Keywords: [ Accountability, Transparency and Interpretability ] [ Fairness, Equity and Justice ] [ Social Good Applications ] [ Fairness, Equity, Justice, and Safety ]

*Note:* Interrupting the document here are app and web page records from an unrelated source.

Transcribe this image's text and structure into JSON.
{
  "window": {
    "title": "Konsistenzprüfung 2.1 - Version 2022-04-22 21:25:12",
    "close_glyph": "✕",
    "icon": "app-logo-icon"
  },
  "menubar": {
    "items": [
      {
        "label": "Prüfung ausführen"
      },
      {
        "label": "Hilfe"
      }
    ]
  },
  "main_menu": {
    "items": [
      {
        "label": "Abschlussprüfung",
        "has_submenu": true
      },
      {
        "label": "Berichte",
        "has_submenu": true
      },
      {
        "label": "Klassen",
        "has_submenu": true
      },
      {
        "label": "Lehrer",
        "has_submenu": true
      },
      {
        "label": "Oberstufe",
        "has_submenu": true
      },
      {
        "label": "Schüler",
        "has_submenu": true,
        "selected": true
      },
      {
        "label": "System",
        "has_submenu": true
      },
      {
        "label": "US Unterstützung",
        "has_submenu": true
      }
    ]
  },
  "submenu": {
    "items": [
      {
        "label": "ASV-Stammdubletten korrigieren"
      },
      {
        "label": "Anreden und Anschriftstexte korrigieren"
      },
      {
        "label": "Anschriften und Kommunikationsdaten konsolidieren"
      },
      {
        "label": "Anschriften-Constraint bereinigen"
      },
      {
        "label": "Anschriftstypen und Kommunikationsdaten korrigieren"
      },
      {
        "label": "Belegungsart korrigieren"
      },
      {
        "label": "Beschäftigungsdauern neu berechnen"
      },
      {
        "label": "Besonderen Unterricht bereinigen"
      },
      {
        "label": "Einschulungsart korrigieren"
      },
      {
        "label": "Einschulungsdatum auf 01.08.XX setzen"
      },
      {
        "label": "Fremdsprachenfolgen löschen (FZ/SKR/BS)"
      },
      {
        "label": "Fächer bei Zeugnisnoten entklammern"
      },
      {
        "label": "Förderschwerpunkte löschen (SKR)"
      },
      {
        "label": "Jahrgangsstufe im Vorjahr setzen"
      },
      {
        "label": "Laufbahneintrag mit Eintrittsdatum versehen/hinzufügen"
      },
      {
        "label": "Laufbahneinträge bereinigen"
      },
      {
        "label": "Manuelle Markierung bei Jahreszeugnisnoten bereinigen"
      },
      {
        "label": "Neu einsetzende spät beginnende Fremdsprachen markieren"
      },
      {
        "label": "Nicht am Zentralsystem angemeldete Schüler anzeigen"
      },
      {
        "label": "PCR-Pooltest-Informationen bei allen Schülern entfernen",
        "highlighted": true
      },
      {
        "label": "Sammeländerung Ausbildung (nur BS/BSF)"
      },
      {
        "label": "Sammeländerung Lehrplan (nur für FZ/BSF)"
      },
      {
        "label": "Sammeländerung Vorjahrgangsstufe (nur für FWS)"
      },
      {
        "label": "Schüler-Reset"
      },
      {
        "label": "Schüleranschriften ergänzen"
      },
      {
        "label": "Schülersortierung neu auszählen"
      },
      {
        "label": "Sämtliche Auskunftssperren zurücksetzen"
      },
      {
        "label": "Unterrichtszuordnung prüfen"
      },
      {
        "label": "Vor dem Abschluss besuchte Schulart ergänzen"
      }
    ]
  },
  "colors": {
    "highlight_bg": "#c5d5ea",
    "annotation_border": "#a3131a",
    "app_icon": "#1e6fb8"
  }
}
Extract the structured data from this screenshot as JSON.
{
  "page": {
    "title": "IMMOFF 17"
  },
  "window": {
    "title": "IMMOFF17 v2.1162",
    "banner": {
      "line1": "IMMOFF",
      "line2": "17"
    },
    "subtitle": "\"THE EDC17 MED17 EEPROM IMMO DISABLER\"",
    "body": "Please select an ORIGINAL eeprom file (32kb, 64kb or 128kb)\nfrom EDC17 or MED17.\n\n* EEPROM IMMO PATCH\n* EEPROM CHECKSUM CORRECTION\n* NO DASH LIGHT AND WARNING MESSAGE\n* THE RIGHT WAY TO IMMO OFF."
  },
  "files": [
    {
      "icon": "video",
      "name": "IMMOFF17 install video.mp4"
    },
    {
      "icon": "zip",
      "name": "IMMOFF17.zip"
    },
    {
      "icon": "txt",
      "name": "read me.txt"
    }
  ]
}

Bias in machine learning has manifested injustice in several areas, such as medicine, hiring, and criminal justice. In response, computer scientists have developed myriad definitions of fairness to correct this bias in fielded algorithms. While some definitions are based on established legal and ethical norms, others are largely mathematical. It is unclear whether the general public agrees with these fairness definitions, and perhaps more importantly, whether they understand these definitions. We take initial steps toward bridging this gap between ML researchers and the public, by addressing the question: does a lay audience understand a basic definition of ML fairness? We develop a metric to measure comprehension of three such definitions--demographic parity, equal opportunity, and equalized odds. We evaluate this metric using an online survey, and investigate the relationship between comprehension and sentiment, demographics, and the definition itself.